What were you worried about before you arrived?
I was so nervous that I would be the odd one out because of my working-class background. I didn’t know how to ‘do university’, and I put so much pressure on myself to get it just right. Little did I know that so many people are in the same situation. I coped really well and settled in so quickly!

What new opportunities have you had?
The range of opportunities on offer is astounding, and I often feel sad that I can’t get more involved in a wider variety of activities! I’m involved in what is essentially a student committee for the college (the JCR), and have been able to work for the university! I also am involved with a translation outreach project, which involves going into schools and leading creative workshops. I like dance and have benefitted from the range of dance groups on offer, as well as attending French Society, Spanish Society, feminist events, craft events, academic talks...You name it, Oxford has an event for it.
Employment possibilities are also in abundance in Oxford. Whilst you don’t have the time to have a part-time job during term, the university offers lots of help in securing internships and placements outside of term time, as well as offering continued careers support both during and after your degree.

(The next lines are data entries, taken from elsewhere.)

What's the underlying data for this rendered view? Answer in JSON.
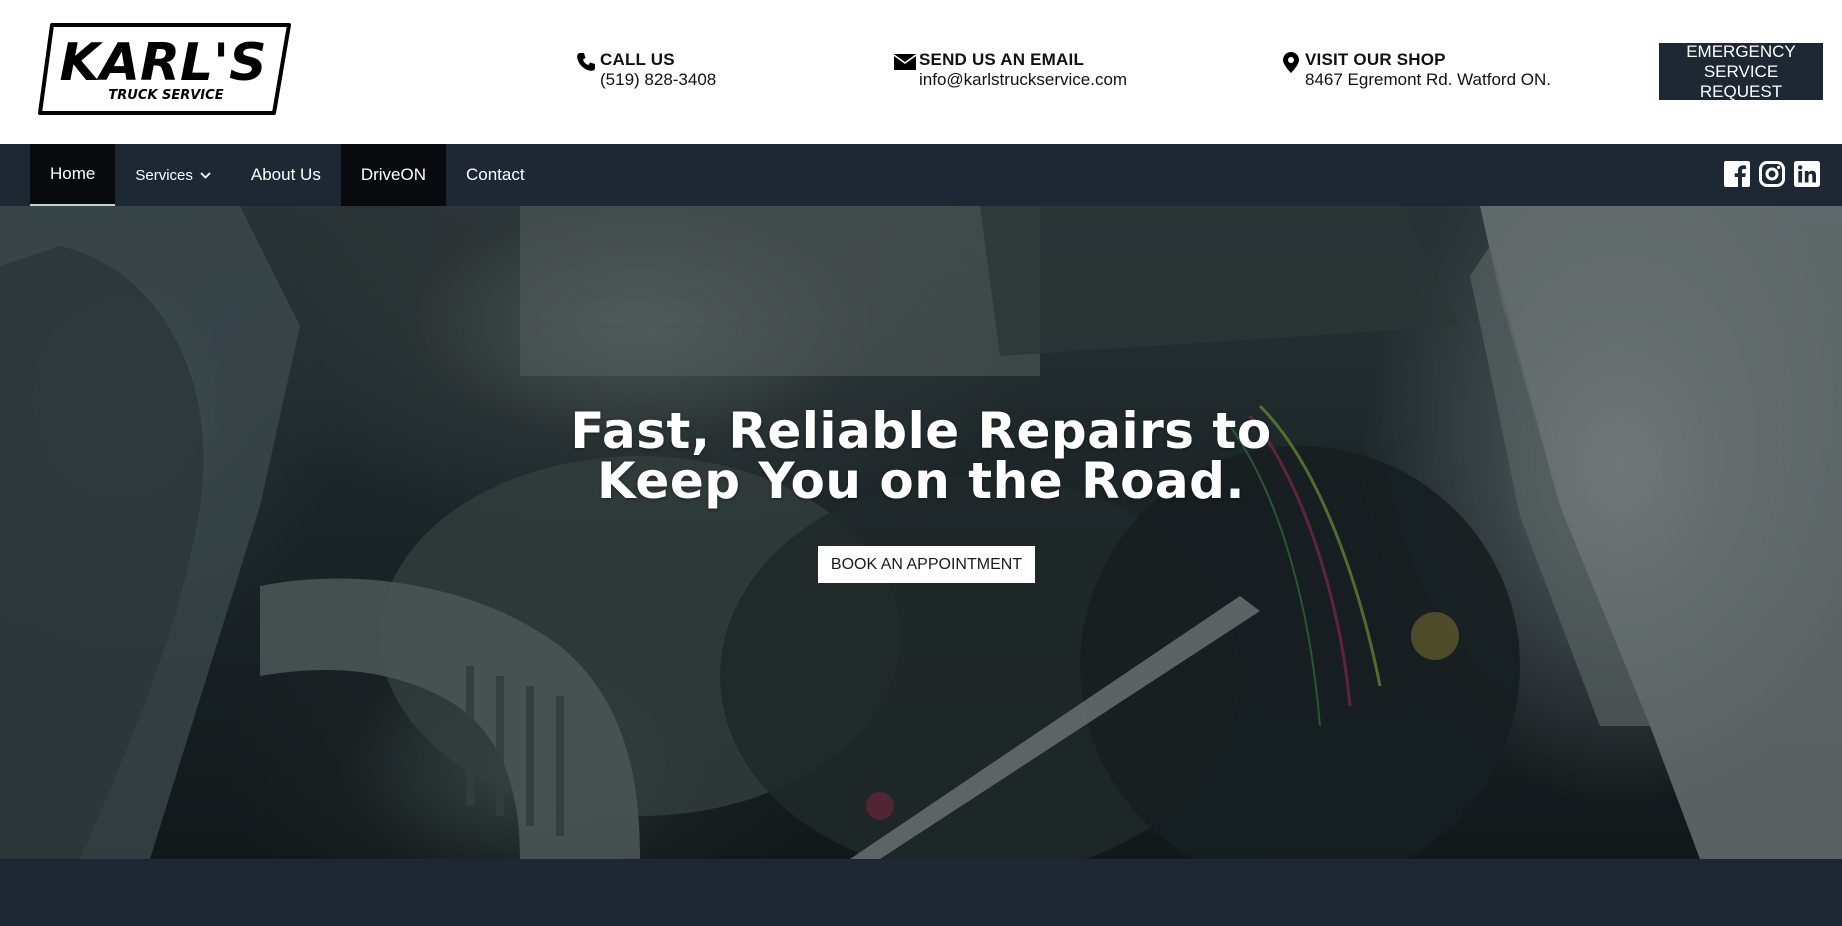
{
  "brand": {
    "name": "KARL'S",
    "tagline": "TRUCK SERVICE"
  },
  "contacts": {
    "call": {
      "title": "CALL US",
      "value": "(519) 828-3408",
      "icon": "phone-icon"
    },
    "email": {
      "title": "SEND US AN EMAIL",
      "value": "info@karlstruckservice.com",
      "icon": "envelope-icon"
    },
    "visit": {
      "title": "VISIT OUR SHOP",
      "value": "8467 Egremont Rd. Watford ON.",
      "icon": "map-pin-icon"
    }
  },
  "emergency_button": "EMERGENCY SERVICE REQUEST",
  "nav": {
    "items": [
      {
        "label": "Home"
      },
      {
        "label": "Services"
      },
      {
        "label": "About Us"
      },
      {
        "label": "DriveON"
      },
      {
        "label": "Contact"
      }
    ],
    "social": [
      "facebook-icon",
      "instagram-icon",
      "linkedin-icon"
    ]
  },
  "hero": {
    "title_line1": "Fast, Reliable Repairs to",
    "title_line2": "Keep You on the Road.",
    "cta": "BOOK AN APPOINTMENT",
    "image": "truck-engine-photo"
  },
  "colors": {
    "navy": "#1e2835",
    "nav_active": "#080a0d",
    "white": "#ffffff"
  }
}
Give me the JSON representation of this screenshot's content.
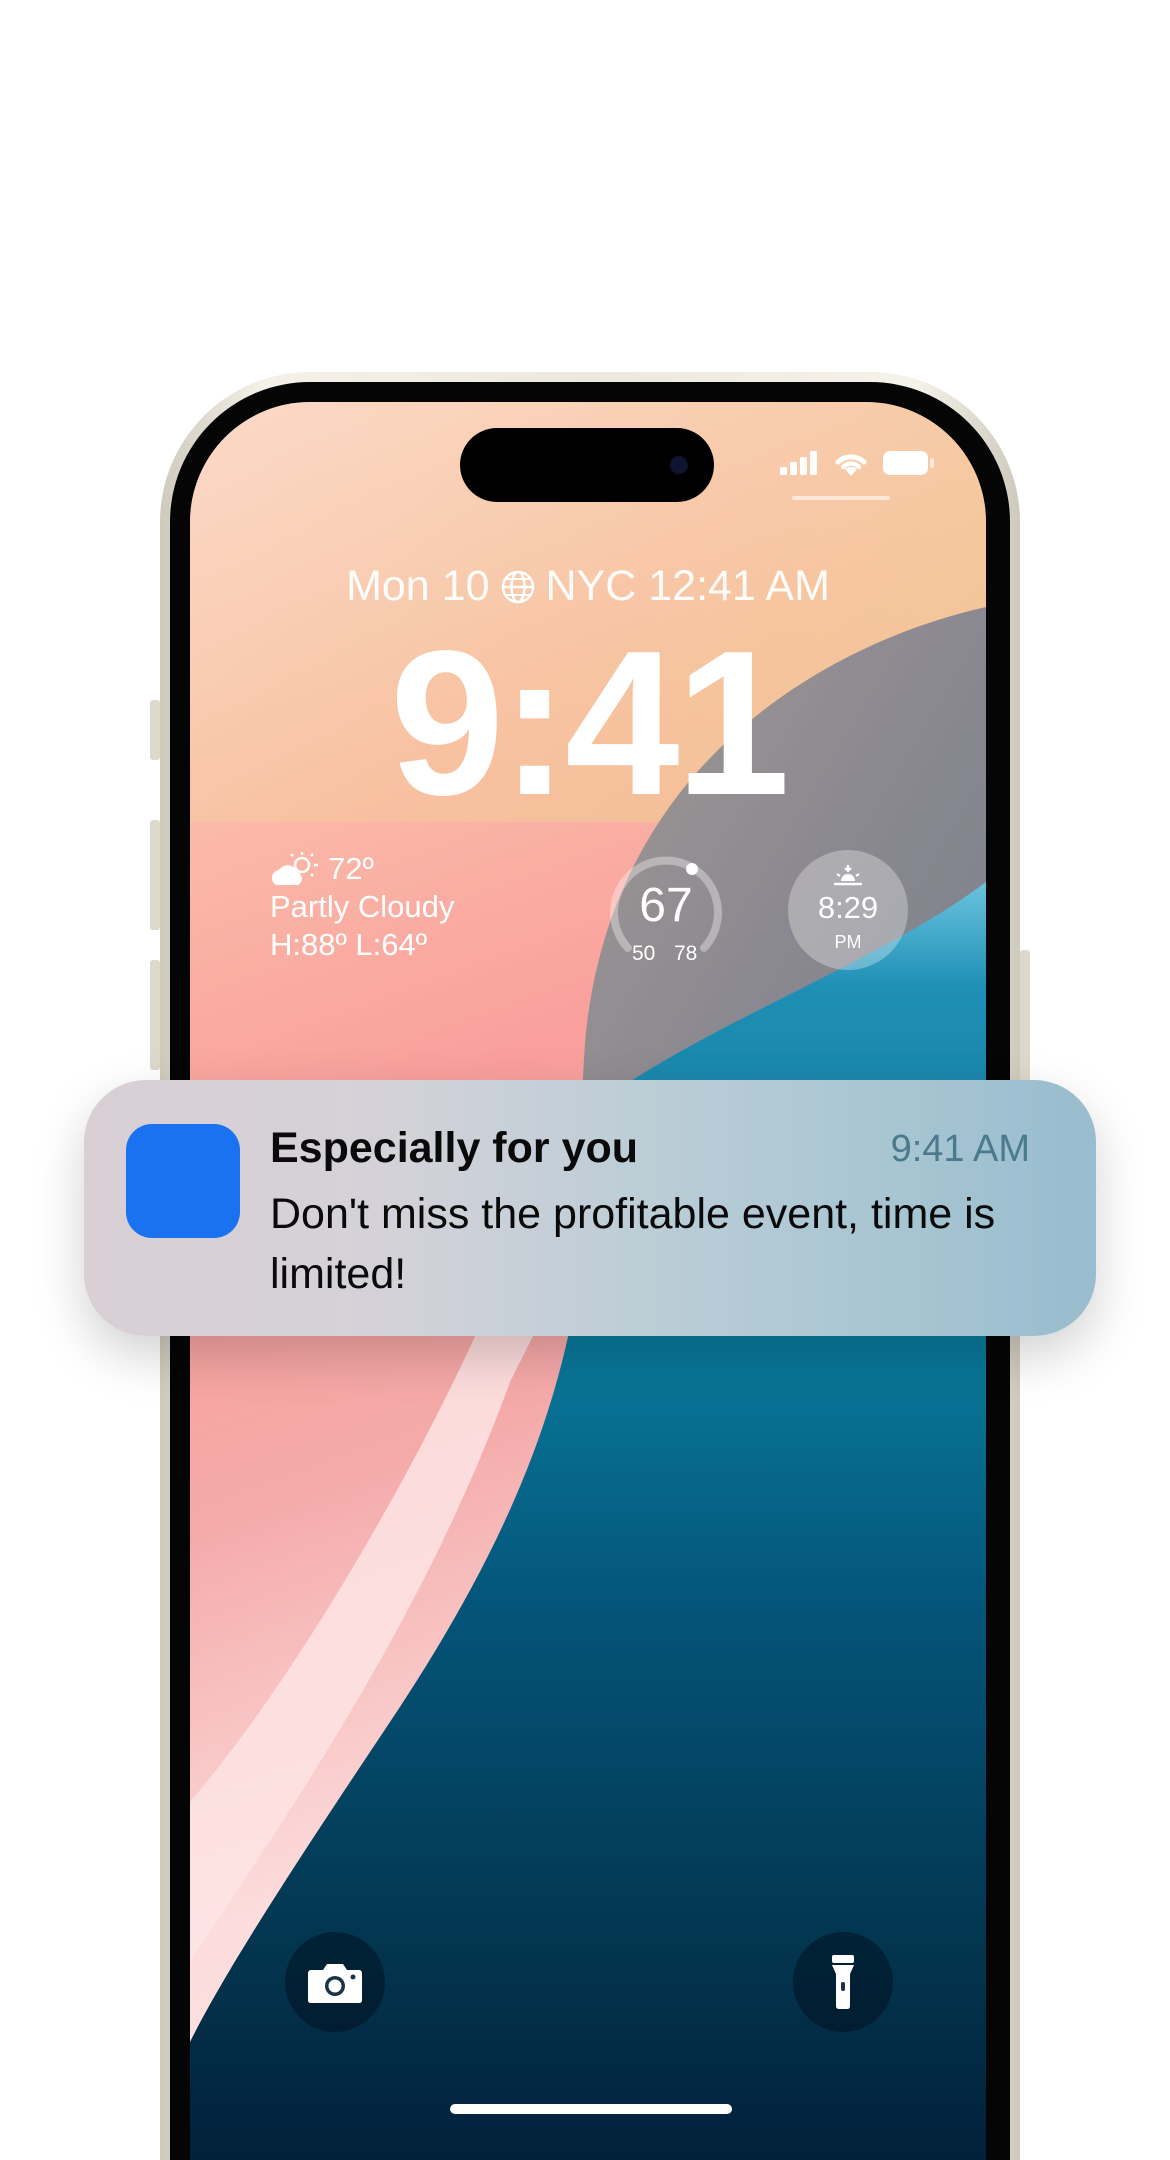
{
  "lock_screen": {
    "date": "Mon 10",
    "world_clock": "NYC 12:41 AM",
    "time": "9:41",
    "weather": {
      "temperature": "72º",
      "condition": "Partly Cloudy",
      "high_low": "H:88º L:64º"
    },
    "gauge": {
      "value": "67",
      "low": "50",
      "high": "78"
    },
    "sunset": {
      "time": "8:29",
      "period": "PM"
    }
  },
  "notification": {
    "title": "Especially for you",
    "time": "9:41 AM",
    "body": "Don't miss the profitable event, time is limited!",
    "app_icon_color": "#1a72f0"
  },
  "icons": {
    "status": [
      "cellular-signal-icon",
      "wifi-icon",
      "battery-icon"
    ],
    "date_line": "globe-icon",
    "weather": "partly-cloudy-icon",
    "sunset": "sunset-icon",
    "quick_actions": [
      "camera-icon",
      "flashlight-icon"
    ]
  }
}
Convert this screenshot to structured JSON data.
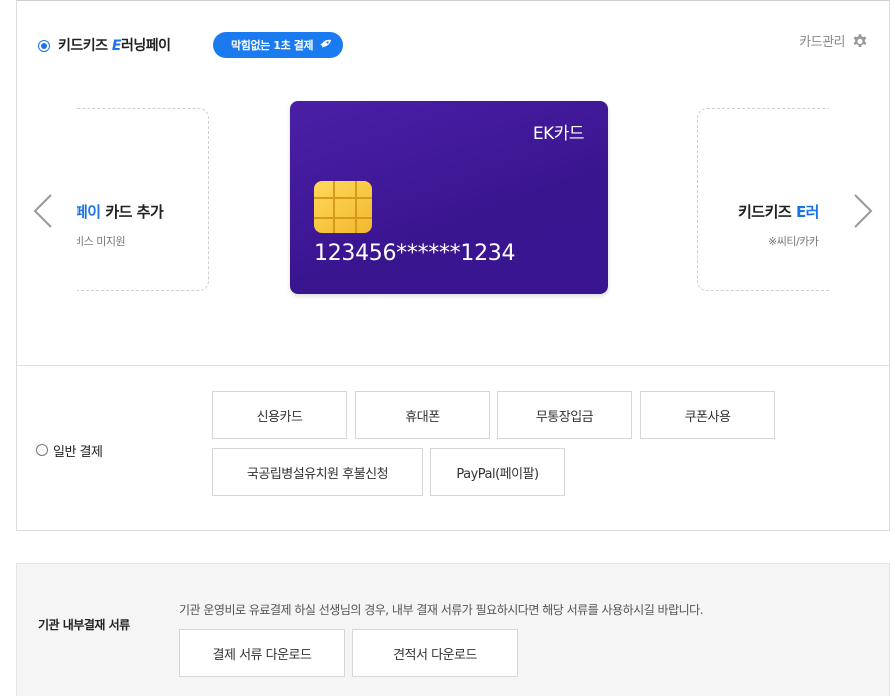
{
  "easy_pay": {
    "title_prefix": "키드키즈 ",
    "title_mark": "E",
    "title_suffix": "러닝페이",
    "badge": "막힘없는 1초 결제",
    "card_manage": "카드관리"
  },
  "carousel": {
    "left_slide": {
      "dash": "-",
      "title_hl": "페이",
      "title_rest": " 카드 추가",
      "sub": "비스 미지원"
    },
    "card": {
      "name": "EK카드",
      "number": "123456******1234"
    },
    "right_slide": {
      "dash": "-",
      "title_prefix": "키드키즈 ",
      "title_hl": "E러",
      "sub": "※씨티/카카"
    }
  },
  "general_pay": {
    "label": "일반 결제",
    "methods": [
      "신용카드",
      "휴대폰",
      "무통장입금",
      "쿠폰사용",
      "국공립병설유치원 후불신청",
      "PayPal(페이팔)"
    ]
  },
  "documents": {
    "label": "기관 내부결재 서류",
    "description": "기관 운영비로 유료결제 하실 선생님의 경우, 내부 결재 서류가 필요하시다면 해당 서류를 사용하시길 바랍니다.",
    "buttons": [
      "결제 서류 다운로드",
      "견적서 다운로드"
    ]
  },
  "colors": {
    "accent": "#1a73e8",
    "card": "#3a1590",
    "chip": "#f2b82d"
  }
}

How do you cope with the workload?
Lists and planners. I love being organised and so I try my best to plan out my day and what I’ll do. When you break the big tasks down, they don’t seem as intimidating.

What do you do when you’re not working?
I like to go to museums, exercise, dance, meet up with friends, go to talks and lots of other stuff!

Favourite spot to relax?
Anywhere green – Fellows' Garden, Christ Church Meadows, Park Meadows... I also love to bask in the sunshine on the memorial outside the Taylorian!

Favourite place to eat?
Other than the kitchen? I like the Alternative Tuck Shop on Holywell Street – it's really good value.

What are tutorials like?
Tutorials can be scary at first, but the academics just want to read your ideas (through your essay) and then have a discussion with you. It’s like having a teacher all to yourself, but imagine that teacher wrote the textbook (as many tutors often do)! It’s fun to experiment with your ideas and try out new things.

Video: Modern Languages at Oxford University
Key facts
Average intake at Merton:

Nine (including joint schools).


All candidates must take the Modern Languages Admissions Tests (MLAT). Additional tests may also be required for joint school courses.

Written work:

For Modern Languages, one piece of marked work written in the target language(s) to be studied, and one piece written in English. For joint school courses, see detailed University course pages.

Specific subjects:

One or more modern language is essential, with the specific language dependent on course choice. For joint school courses, certain other subjects are essential and/or recommended.

Deferred entry:

Applications for deferred entry will be considered on their merits.